-- Material for this task follows --

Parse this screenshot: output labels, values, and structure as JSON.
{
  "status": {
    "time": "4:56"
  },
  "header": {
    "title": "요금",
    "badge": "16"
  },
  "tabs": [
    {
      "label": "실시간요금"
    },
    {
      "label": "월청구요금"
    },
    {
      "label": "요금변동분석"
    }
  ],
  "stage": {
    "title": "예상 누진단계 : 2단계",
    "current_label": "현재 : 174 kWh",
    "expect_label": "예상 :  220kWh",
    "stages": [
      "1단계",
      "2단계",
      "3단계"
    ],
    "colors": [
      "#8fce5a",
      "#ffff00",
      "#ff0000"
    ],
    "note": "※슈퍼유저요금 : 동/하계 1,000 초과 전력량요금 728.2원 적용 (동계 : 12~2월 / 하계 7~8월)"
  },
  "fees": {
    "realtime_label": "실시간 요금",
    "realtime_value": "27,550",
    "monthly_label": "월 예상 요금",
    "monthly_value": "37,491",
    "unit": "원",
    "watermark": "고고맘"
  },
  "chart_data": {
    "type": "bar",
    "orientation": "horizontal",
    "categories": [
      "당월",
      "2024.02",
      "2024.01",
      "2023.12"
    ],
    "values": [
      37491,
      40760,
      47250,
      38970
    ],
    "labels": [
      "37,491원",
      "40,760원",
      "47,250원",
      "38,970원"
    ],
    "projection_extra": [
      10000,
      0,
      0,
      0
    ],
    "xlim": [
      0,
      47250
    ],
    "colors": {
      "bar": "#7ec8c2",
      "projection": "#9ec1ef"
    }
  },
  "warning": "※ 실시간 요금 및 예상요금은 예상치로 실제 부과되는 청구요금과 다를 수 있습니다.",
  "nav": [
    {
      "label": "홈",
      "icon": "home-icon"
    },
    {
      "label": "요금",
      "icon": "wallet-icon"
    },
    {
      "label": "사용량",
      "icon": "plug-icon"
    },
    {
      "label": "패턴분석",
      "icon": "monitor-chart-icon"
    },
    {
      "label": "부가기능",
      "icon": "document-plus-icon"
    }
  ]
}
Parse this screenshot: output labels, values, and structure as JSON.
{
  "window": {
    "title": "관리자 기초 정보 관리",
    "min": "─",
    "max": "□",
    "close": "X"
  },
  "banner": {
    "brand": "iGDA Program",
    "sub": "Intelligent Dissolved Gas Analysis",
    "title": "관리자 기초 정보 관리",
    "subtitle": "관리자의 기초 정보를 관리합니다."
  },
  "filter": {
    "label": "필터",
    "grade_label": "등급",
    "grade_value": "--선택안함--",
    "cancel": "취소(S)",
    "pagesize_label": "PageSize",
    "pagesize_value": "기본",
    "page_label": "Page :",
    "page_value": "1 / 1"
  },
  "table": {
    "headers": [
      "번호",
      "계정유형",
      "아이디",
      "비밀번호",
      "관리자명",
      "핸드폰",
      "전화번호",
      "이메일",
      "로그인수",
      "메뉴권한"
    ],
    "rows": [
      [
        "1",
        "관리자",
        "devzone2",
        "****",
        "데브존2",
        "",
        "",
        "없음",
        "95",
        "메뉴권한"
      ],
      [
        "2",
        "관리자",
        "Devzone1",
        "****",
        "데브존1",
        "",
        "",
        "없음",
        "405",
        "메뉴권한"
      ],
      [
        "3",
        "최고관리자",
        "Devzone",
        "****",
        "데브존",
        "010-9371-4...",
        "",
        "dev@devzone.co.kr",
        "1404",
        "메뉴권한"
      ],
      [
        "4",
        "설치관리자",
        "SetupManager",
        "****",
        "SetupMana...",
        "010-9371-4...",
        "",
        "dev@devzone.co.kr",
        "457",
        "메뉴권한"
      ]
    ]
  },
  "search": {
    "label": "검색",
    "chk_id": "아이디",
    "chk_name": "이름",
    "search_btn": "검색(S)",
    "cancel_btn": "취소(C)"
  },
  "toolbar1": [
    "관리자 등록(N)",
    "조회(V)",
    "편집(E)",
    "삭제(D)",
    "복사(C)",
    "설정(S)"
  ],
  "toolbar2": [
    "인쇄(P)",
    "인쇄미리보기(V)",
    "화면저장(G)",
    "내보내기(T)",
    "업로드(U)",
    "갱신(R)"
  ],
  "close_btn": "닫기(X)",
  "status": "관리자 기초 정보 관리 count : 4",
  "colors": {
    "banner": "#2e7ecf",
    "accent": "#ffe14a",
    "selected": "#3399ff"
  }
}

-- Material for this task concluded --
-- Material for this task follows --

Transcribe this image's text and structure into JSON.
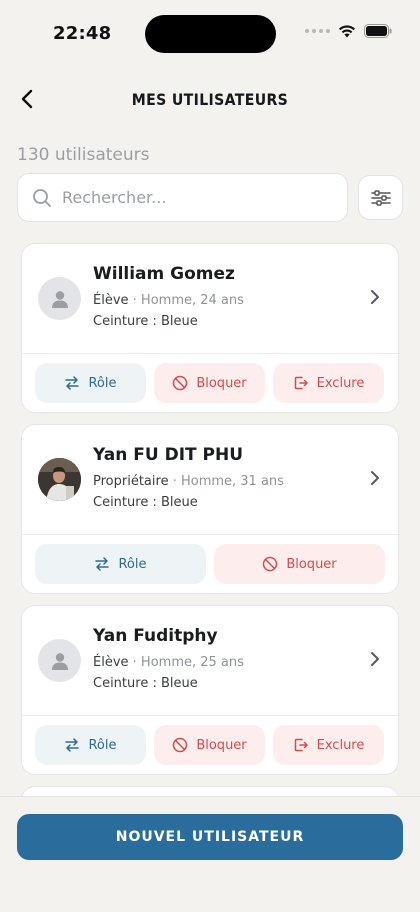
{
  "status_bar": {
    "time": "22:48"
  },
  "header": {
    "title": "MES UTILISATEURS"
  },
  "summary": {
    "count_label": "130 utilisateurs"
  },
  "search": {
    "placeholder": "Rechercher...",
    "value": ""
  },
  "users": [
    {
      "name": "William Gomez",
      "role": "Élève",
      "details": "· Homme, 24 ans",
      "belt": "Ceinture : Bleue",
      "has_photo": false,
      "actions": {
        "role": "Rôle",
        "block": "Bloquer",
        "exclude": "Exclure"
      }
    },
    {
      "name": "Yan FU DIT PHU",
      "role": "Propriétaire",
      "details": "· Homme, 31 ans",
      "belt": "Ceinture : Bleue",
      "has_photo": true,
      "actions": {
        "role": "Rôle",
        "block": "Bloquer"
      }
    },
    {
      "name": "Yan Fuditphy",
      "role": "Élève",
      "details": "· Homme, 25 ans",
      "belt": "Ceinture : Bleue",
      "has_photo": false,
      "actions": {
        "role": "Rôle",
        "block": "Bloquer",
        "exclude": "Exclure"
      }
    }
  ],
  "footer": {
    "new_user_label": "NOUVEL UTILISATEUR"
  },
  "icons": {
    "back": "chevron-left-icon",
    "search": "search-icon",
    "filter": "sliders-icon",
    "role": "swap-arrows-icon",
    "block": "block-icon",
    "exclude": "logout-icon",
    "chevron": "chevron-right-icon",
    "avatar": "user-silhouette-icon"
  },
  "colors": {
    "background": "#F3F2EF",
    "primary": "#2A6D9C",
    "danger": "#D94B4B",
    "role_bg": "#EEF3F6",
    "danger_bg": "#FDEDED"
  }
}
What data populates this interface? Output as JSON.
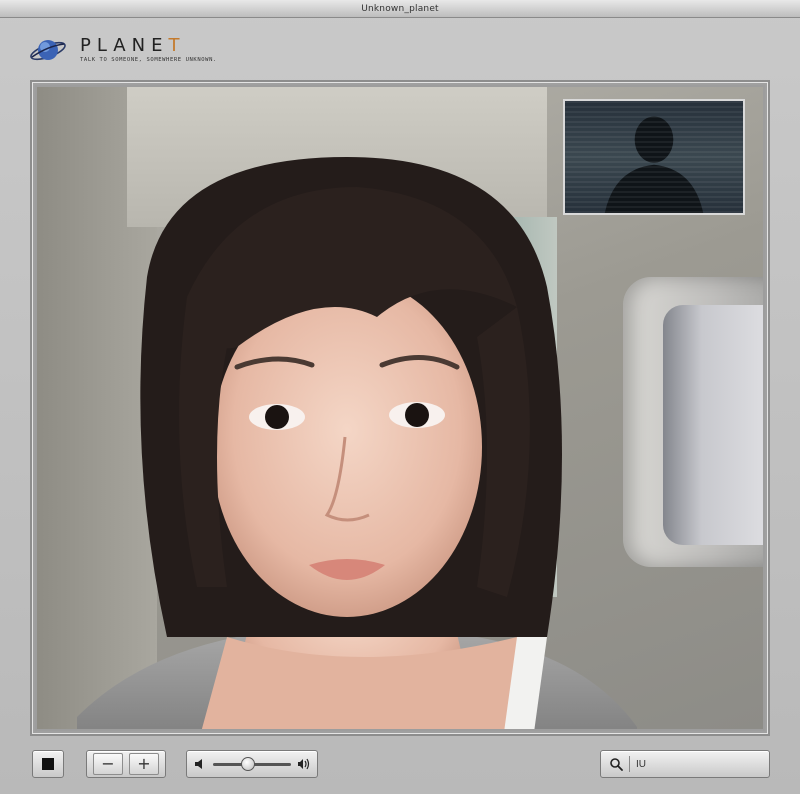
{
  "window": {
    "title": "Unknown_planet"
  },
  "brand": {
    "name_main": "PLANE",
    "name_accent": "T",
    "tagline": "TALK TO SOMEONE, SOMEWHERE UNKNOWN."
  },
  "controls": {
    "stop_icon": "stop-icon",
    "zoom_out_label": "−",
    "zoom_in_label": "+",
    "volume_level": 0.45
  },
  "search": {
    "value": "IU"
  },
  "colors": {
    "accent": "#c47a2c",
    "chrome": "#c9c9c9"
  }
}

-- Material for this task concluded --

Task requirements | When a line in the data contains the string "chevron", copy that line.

Response to this exercise |
    "back": "chevron-left-icon",
    "chevron": "chevron-right-icon",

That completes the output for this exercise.